A earlier version of this story misidentified the university attended by two law school students who started the Law School Transparency group.
Critics say law schools don't give students realistic career expectations
A chorus of complaints from newly minted lawyers who say they were lured into the profession by schools that reported too-rosy employment prospects found a sympathetic ear last week, as the American Bar Association urged law schools to present more accurate information.
Though the admonishment came in the form of a nonbinding resolution passed by the ABA division that represents young lawyers, the organization hopes it will be a first step in a process that will result in more truthful marketing to prospective law school students.
"There should be a very clear understanding about what will happen when they graduate before they encumber themselves with debt that can be $100,000 or $200,000," said ABA President Stephen N. Zack.
Law school, once viewed as a golden ticket, has become for some graduates a liability. Though law school has never been cheap, annual tuition and fees at private schools on average increased from $21, 790 in 2000 to $35,743 in 2009, with graduates typically borrowing more than $100,000 to finance their education.
Many graduates take on the expense out of the belief they will have a good chance of landing a law firm gig paying as much as $160,000 annually.
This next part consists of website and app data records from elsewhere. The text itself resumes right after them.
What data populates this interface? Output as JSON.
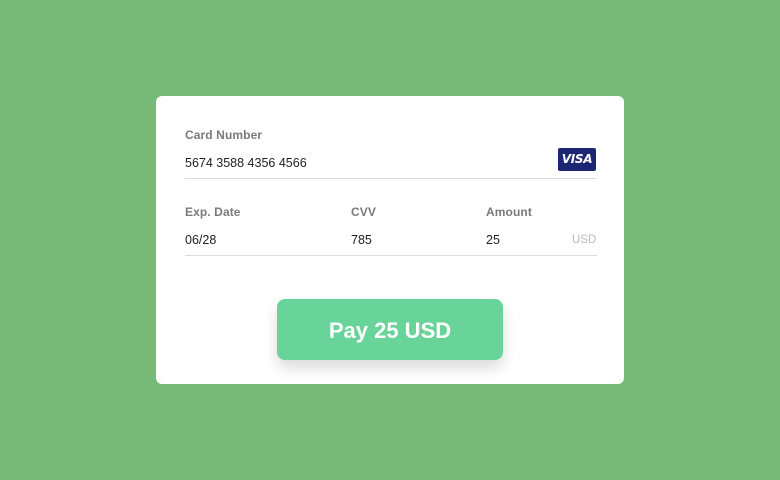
{
  "form": {
    "card_number": {
      "label": "Card Number",
      "value": "5674 3588 4356 4566",
      "brand_logo_text": "VISA"
    },
    "exp_date": {
      "label": "Exp. Date",
      "value": "06/28"
    },
    "cvv": {
      "label": "CVV",
      "value": "785"
    },
    "amount": {
      "label": "Amount",
      "value": "25",
      "currency": "USD"
    },
    "pay_button_label": "Pay 25 USD"
  },
  "colors": {
    "background": "#77b978",
    "button": "#69d49a",
    "visa_logo": "#1d2673"
  }
}
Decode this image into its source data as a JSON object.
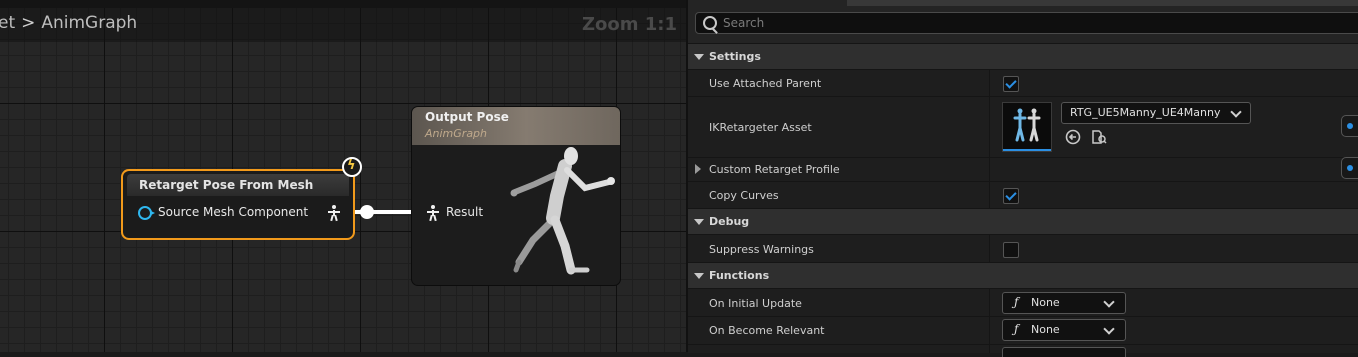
{
  "graph": {
    "breadcrumb": [
      "et",
      "AnimGraph"
    ],
    "zoom_label": "Zoom 1:1",
    "nodes": {
      "retarget": {
        "title": "Retarget Pose From Mesh",
        "pin_label": "Source Mesh Component",
        "fast_path_icon": "lightning-icon"
      },
      "output": {
        "title": "Output Pose",
        "subtitle": "AnimGraph",
        "pin_label": "Result"
      }
    }
  },
  "details": {
    "search": {
      "placeholder": "Search"
    },
    "categories": {
      "settings": "Settings",
      "debug": "Debug",
      "functions": "Functions"
    },
    "settings": {
      "use_attached_parent": {
        "label": "Use Attached Parent",
        "checked": true
      },
      "ik_retargeter_asset": {
        "label": "IKRetargeter Asset",
        "value": "RTG_UE5Manny_UE4Manny"
      },
      "custom_retarget_profile": {
        "label": "Custom Retarget Profile"
      },
      "copy_curves": {
        "label": "Copy Curves",
        "checked": true
      }
    },
    "debug": {
      "suppress_warnings": {
        "label": "Suppress Warnings",
        "checked": false
      }
    },
    "functions": {
      "on_initial_update": {
        "label": "On Initial Update",
        "glyph": "ƒ",
        "value": "None"
      },
      "on_become_relevant": {
        "label": "On Become Relevant",
        "glyph": "ƒ",
        "value": "None"
      }
    },
    "colors": {
      "accent": "#2b8fe3",
      "selection": "#f29a1b"
    }
  }
}
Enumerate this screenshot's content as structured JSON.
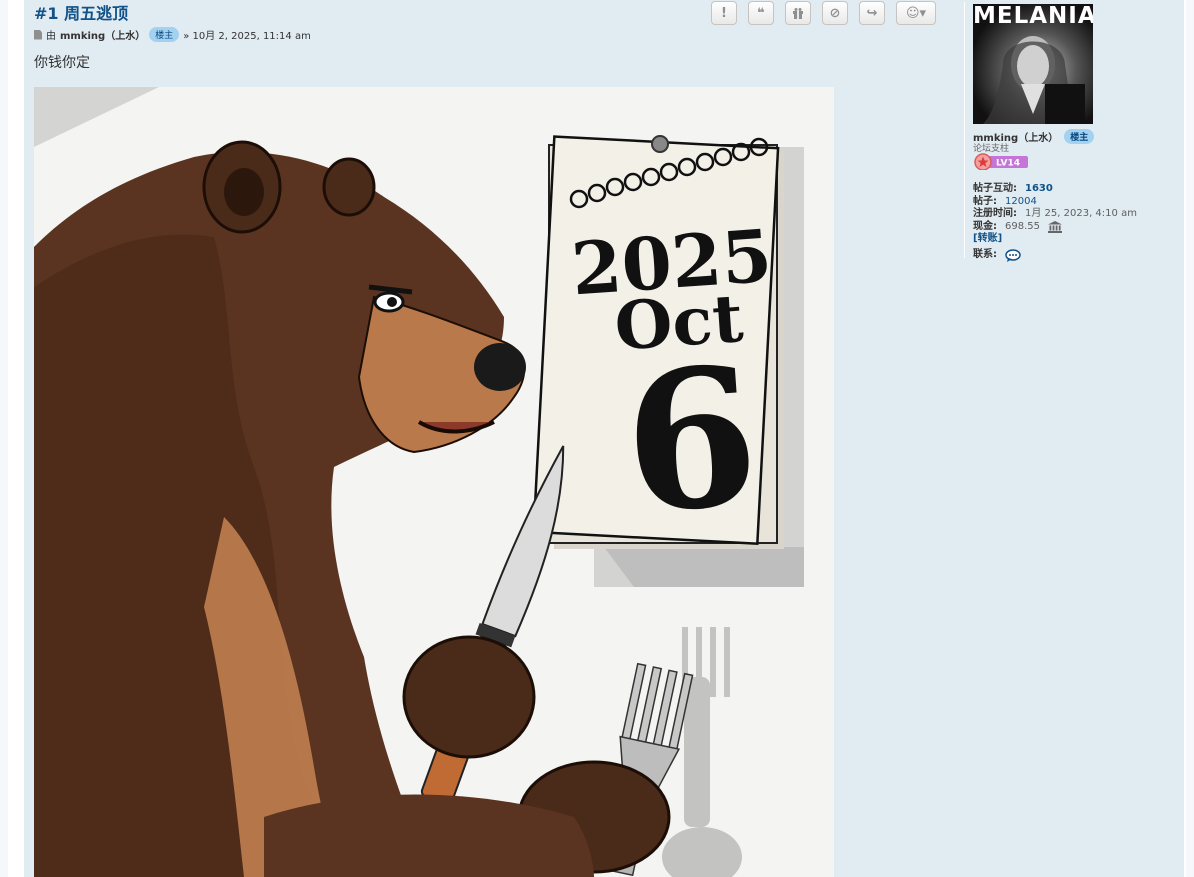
{
  "post": {
    "title": "#1 周五逃顶",
    "by": "由",
    "author": "mmking（上水）",
    "author_badge": "楼主",
    "date": "» 10月 2, 2025, 11:14 am",
    "content": "你钱你定"
  },
  "actions": [
    {
      "name": "report-button",
      "icon": "!"
    },
    {
      "name": "quote-button",
      "icon": "❝"
    },
    {
      "name": "gift-button",
      "icon": "🎁"
    },
    {
      "name": "block-button",
      "icon": "⊘"
    },
    {
      "name": "share-button",
      "icon": "↪"
    },
    {
      "name": "emoji-button",
      "icon": "☺▾"
    }
  ],
  "image": {
    "calendar_year": "2025",
    "calendar_month": "Oct",
    "calendar_day": "6"
  },
  "profile": {
    "avatar_text": "MELANIA",
    "name": "mmking（上水）",
    "badge": "楼主",
    "rank": "论坛支柱",
    "level": "LV14",
    "interactions_label": "帖子互动:",
    "interactions": "1630",
    "posts_label": "帖子:",
    "posts": "12004",
    "joined_label": "注册时间:",
    "joined": "1月 25, 2023, 4:10 am",
    "cash_label": "现金:",
    "cash": "698.55",
    "transfer": "[转账]",
    "contact_label": "联系:"
  }
}
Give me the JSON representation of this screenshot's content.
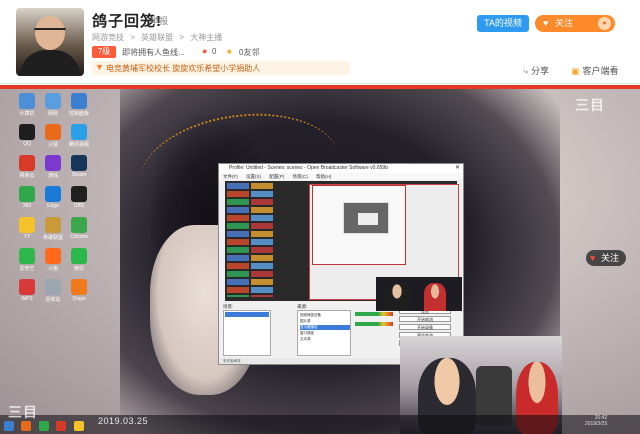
{
  "header": {
    "streamer_name": "鸽子回笼!",
    "report": "举报",
    "breadcrumb": [
      "网游竞技",
      ">",
      "英雄联盟",
      ">",
      "大神主播"
    ],
    "level_badge": "7级",
    "room_title": "即将拥有人鱼线...",
    "heat_count": "0",
    "fans_count": "0友邻",
    "notice": "电竞黄埔军校校长 旋旋欢乐希望小学捐助人",
    "ta_video_label": "TA的视频",
    "follow_label": "关注",
    "share_label": "分享",
    "client_label": "客户端看"
  },
  "video": {
    "watermark": "三目",
    "date_stamp": "2019.03.25",
    "float_follow_label": "关注",
    "tray_time": "20:42",
    "tray_date": "2019/3/25",
    "obs": {
      "title": "Profile: Untitled - Scenes: scenes - Open Broadcaster Software v0.659b",
      "menu": [
        "文件(F)",
        "设置(S)",
        "配置(P)",
        "场景(C)",
        "帮助(H)"
      ],
      "scenes_label": "场景:",
      "sources_label": "来源:",
      "scene_item": "场景",
      "sources": [
        "视频捕捉设备",
        "图片源",
        "显示器捕捉",
        "窗口捕捉",
        "文本源"
      ],
      "buttons": [
        "设置",
        "开始串流",
        "开始录像",
        "预览串流",
        "退出"
      ],
      "status": "未开始串流"
    }
  },
  "desktop_icons": [
    {
      "caption": "计算机",
      "color": "#4a8fd8"
    },
    {
      "caption": "网络",
      "color": "#5a9ee0"
    },
    {
      "caption": "控制面板",
      "color": "#3a7fd0"
    },
    {
      "caption": "QQ",
      "color": "#1f1f1f"
    },
    {
      "caption": "火狐",
      "color": "#e86a1a"
    },
    {
      "caption": "腾讯视频",
      "color": "#2aa0e8"
    },
    {
      "caption": "网易云",
      "color": "#d83a2a"
    },
    {
      "caption": "游戏",
      "color": "#7a3ad0"
    },
    {
      "caption": "Steam",
      "color": "#16365a"
    },
    {
      "caption": "360",
      "color": "#2fa84a"
    },
    {
      "caption": "Edge",
      "color": "#1a7ad8"
    },
    {
      "caption": "OBS",
      "color": "#202020"
    },
    {
      "caption": "YY",
      "color": "#f5c22a"
    },
    {
      "caption": "英雄联盟",
      "color": "#c89a3a"
    },
    {
      "caption": "Chrome",
      "color": "#3aa84a"
    },
    {
      "caption": "爱奇艺",
      "color": "#2fb84a"
    },
    {
      "caption": "斗鱼",
      "color": "#ff6a1a"
    },
    {
      "caption": "微信",
      "color": "#2ab84a"
    },
    {
      "caption": "WPS",
      "color": "#d83a3a"
    },
    {
      "caption": "回收站",
      "color": "#9aa6b0"
    },
    {
      "caption": "Origin",
      "color": "#f07a1a"
    }
  ]
}
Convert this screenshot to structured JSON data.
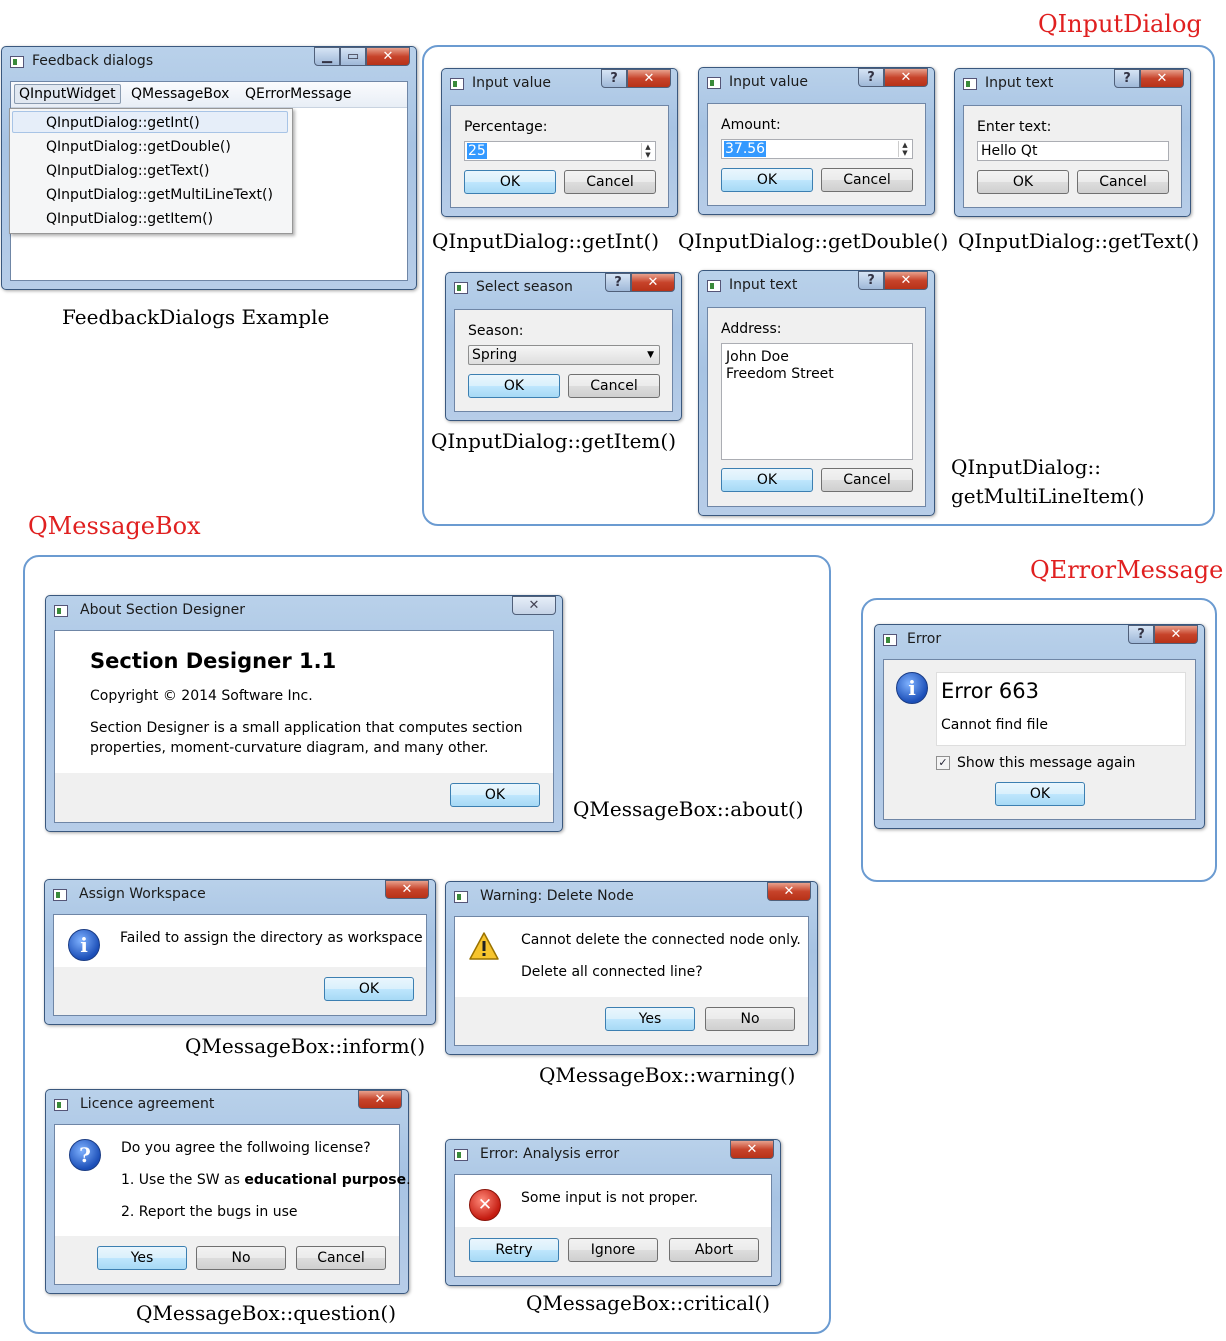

When that doesn't happen, some have taken to broadcasting their disappointment on blogs like Subprime JD and Esq. Never that accuse law schools of participating in a Ponzi-like scheme that churns out more than 40,000 indebted grads a year with little hope for lucrative employment.
"We saw this issue of transparency bubbling up on the Internet and grew quite concerned that prospective law students did not have the ability to find accurate and realistic information about the prospective earning potential from law schools," said David Wolfe, chairman of the ABA's Young Lawyers Division.
Law schools provide information about their graduates to several entities, including the American Bar Association and the National Association for Legal Career Professionals. Both issue big-picture reports, which are then cited in the rankings compiled by U.S. News and World Report, which in January challenged both the ABA and NALP to provide more accurate data.
But experts say this data can be misleading. The figure schools supply for the percentage of their graduates who are employed, for example, is based on a survey taken nine months after graduation that includes those working part-time and who have taken jobs outside the legal profession. The salaries reported are usually means and not medians, meaning a small number of highly paid graduates skew the figure higher, creating unrealistic expectations for students.
"The data gets really, really spotty," said Indiana University law professor William Henderson. "Really what's going on here is that schools are afraid of going down in the rankings."
Though most local law schools, including those at American University, Catholic University, George Washington University, Howard University and the University of Maryland, provide online statistics about their graduates, the scope of such data varies. Catholic's Columbus School of Law, for example, breaks down its Class of 2009 by region and employment sector, reporting median salaries for each industry. The law schools at the University of the District of Columbia and Georgetown, however, only describe the vast number of career prospects available to prospective graduates.
"Increasing the transparency of employment numbers is something that would be helpful," said Georgetown Law Dean William M. Treanor, who said the school is working with NALP to publish more granular data. "We're also thinking about doing some greater disclosure on our own."
Officials at the University of the District of Columbia's David A. Clarke School of Law did not respond to a request for comment.
Promoting this sort of voluntary disclosure is the mission of a nonprofit group called Law School Transparency, started by two Vanderbilt University law school students in 2009, but thus far it has received little concrete response. In August the group sent a letter to all accredited schools urging them to commit to stepped-up reporting standards. So far, none has taken the group up on its request.
"The most important thing that comes from the [ABA] resolution is that it shows young lawyers do care about this issue and believe there is an information asymmetry that needs to be resolved sooner rather than later," said co-founder Kyle P. McEntee, who cautioned there was still a long way to go.